DATA PROVIDED:
+---+
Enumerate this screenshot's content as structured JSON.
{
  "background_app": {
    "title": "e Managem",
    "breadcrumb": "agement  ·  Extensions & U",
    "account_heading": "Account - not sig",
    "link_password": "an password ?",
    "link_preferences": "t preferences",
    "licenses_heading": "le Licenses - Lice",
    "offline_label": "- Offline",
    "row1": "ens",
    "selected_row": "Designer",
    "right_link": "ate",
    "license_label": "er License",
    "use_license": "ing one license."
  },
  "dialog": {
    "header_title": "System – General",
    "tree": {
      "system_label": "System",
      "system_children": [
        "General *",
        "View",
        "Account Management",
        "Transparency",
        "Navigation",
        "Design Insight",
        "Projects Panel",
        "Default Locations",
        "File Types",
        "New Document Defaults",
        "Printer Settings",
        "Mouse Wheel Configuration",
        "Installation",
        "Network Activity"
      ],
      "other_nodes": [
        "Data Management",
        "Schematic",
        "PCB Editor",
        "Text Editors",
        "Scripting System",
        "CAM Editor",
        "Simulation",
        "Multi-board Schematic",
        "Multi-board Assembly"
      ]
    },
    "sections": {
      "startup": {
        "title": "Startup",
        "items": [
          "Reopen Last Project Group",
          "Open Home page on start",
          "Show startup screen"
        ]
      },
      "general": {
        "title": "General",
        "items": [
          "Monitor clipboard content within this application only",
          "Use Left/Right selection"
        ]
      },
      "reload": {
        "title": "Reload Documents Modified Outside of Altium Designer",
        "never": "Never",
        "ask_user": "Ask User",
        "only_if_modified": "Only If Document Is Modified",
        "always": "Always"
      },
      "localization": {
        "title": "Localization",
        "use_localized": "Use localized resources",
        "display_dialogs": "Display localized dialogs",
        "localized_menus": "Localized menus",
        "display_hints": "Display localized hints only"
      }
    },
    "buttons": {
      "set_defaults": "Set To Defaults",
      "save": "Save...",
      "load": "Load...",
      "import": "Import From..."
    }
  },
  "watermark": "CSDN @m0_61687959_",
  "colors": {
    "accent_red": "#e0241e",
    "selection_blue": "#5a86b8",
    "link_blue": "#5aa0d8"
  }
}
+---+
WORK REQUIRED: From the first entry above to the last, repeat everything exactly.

RESPONSE TO THE TASK:
Enumerate this screenshot's content as structured JSON.
{
  "background_app": {
    "title": "e Managem",
    "breadcrumb": "agement  ·  Extensions & U",
    "account_heading": "Account - not sig",
    "link_password": "an password ?",
    "link_preferences": "t preferences",
    "licenses_heading": "le Licenses - Lice",
    "offline_label": "- Offline",
    "row1": "ens",
    "selected_row": "Designer",
    "right_link": "ate",
    "license_label": "er License",
    "use_license": "ing one license."
  },
  "dialog": {
    "header_title": "System – General",
    "tree": {
      "system_label": "System",
      "system_children": [
        "General *",
        "View",
        "Account Management",
        "Transparency",
        "Navigation",
        "Design Insight",
        "Projects Panel",
        "Default Locations",
        "File Types",
        "New Document Defaults",
        "Printer Settings",
        "Mouse Wheel Configuration",
        "Installation",
        "Network Activity"
      ],
      "other_nodes": [
        "Data Management",
        "Schematic",
        "PCB Editor",
        "Text Editors",
        "Scripting System",
        "CAM Editor",
        "Simulation",
        "Multi-board Schematic",
        "Multi-board Assembly"
      ]
    },
    "sections": {
      "startup": {
        "title": "Startup",
        "items": [
          "Reopen Last Project Group",
          "Open Home page on start",
          "Show startup screen"
        ]
      },
      "general": {
        "title": "General",
        "items": [
          "Monitor clipboard content within this application only",
          "Use Left/Right selection"
        ]
      },
      "reload": {
        "title": "Reload Documents Modified Outside of Altium Designer",
        "never": "Never",
        "ask_user": "Ask User",
        "only_if_modified": "Only If Document Is Modified",
        "always": "Always"
      },
      "localization": {
        "title": "Localization",
        "use_localized": "Use localized resources",
        "display_dialogs": "Display localized dialogs",
        "localized_menus": "Localized menus",
        "display_hints": "Display localized hints only"
      }
    },
    "buttons": {
      "set_defaults": "Set To Defaults",
      "save": "Save...",
      "load": "Load...",
      "import": "Import From..."
    }
  },
  "watermark": "CSDN @m0_61687959_",
  "colors": {
    "accent_red": "#e0241e",
    "selection_blue": "#5a86b8",
    "link_blue": "#5aa0d8"
  }
}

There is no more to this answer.